  7. Federates shall be able to update and/or reflect any attributes of objects in their SOM and send and/or receive SOM object interactions externally, as specified in their SOM.
  8. Federates shall be able to transfer and/or accept ownership of an attribute dynamically during a federation execution, as specified in their SOM.
  9. Federates shall be able to vary the conditions under which they provide updates of attributes of objects, as specified in their SOM.
  10. Federates shall be able to manage local time in a way that will allow them to coordinate data exchange with other members of a federation.

HLA Evolved

The IEEE 1516 standard has been revised under the SISO HLA-Evolved Product Development Group and was approved 25-Mar-2010 by the IEEE Standards Activities Board. The revised IEEE 1516–2010 standard includes current DoD standard interpretations and the EDLC API, an extended version of the SISO DLC API. Other major improvements include:

  • Extended XML support for FOM/SOM, such as Schemas and extensibility
  • Fault tolerance support services
  • Web Services (WSDL) support/API
  • Modular FOMs
  • Update rate reduction
  • Encoding helpers
  • Extended support for additional transportation (such as QoS, IPv6,...)
  • Standardized time representations

STANAG 4603

HLA (in both the current IEEE 1516 version and its ancestor "1.3" version) is the subject of the NATO standardization agreement (STANAG 4603) for modeling and simulation: Modeling And Simulation Architecture Standards For Technical Interoperability: High Level Architecture (HLA).[4]

Base Object Model

The Base Object Model (BOM), SISO-STD-003-2006 is a related standard by SISO to provide better reuse and composability for HLA simulations, and is highly relevant for HLA developers. It provides a way to specify conceptual models and how to map them to an HLA FOM.[5]

Alternatives and Disadvantages

Virtually all means of interconnecting Distributed Modeling and Simulation (DM&S) applications have alternatives and or disadvantages and the HLA is no exception.

Alternatives

In regards to the Distributed Modeling and Simulation (DM&S) industry the most often used alternative to the HLA is clearly Distributed Interactive Simulation (DIS), IEEE 1278.1-2012, a recently updated simulation protocol. Most HLA RTI vendors also feature DIS in their products. As for middleware applications that most closely match HLA features, such as the publish and subscribe feature (P&S) see Data Distribution Service (DDS) which shares many of the same characteristics but with the distinct advantage of having an open on-the-wire protocol for system interoperability.[6]

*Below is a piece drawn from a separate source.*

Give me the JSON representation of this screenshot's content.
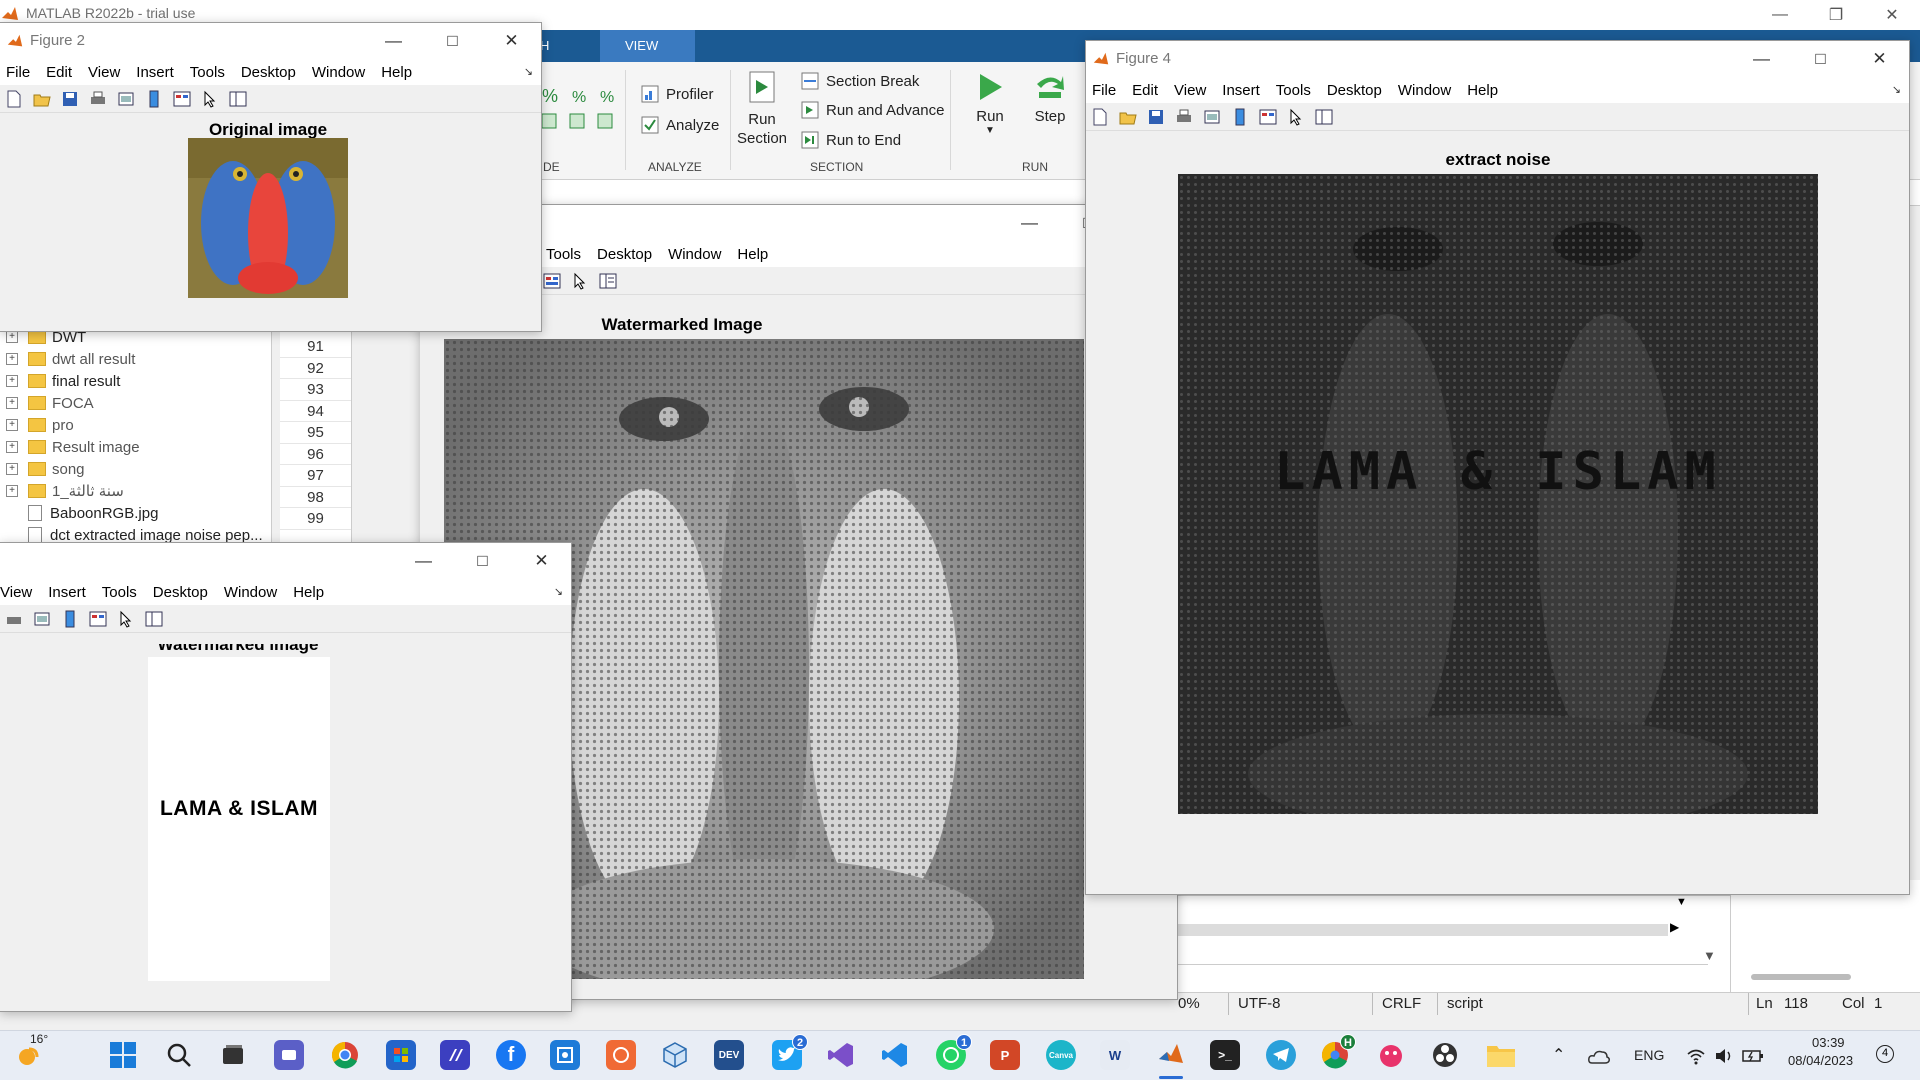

Disadvantages

HLA is a Message-oriented middleware that defines as a set of services, provided by a C++ or Java API. There is no standardized on-the-wire protocol. Participants in a federation must use RTI libraries from the same provider and usually also of the same version in order for applications to interoperate [7].

See also

References

  1. ^ a b Kuhl, Frederick; Weatherly, Richard; Dahmann, Judith (October 18, 1999). Creating Computer Simulation Systems: An Introduction to the High Level Architecture (1 ed.). Prentice Hall. ISBN 0130225118.
  2. ^ STANAG 4603: Modelling and Simulation Architecture Standards for Technical Interoperability: High Level Architecture (HLA). NATO.
  3. ^ U.S. Defense Modeling and Simulation Office (2001). RTI 1.3-Next Generation Programmer's Guide Version 4. U.S. Department of Defense.
  4. ^ "High Level Architecture STANAG Development (MSG-033)". Retrieved March 3, 2015.
  5. ^ BOM info
  6. ^ Doshi, Rajiv; Castellote, Gerardo-Pardo (2006). "A Comparison of HLA and DDS" (PDF). Real-Time Innovations. Retrieved March 3, 2015.
  7. ^ Granowetter, Len. "RTI Interoperability Issues - API Standards, Wire Standards, and RTI Bridges". Retrieved 14 March 2018.

External links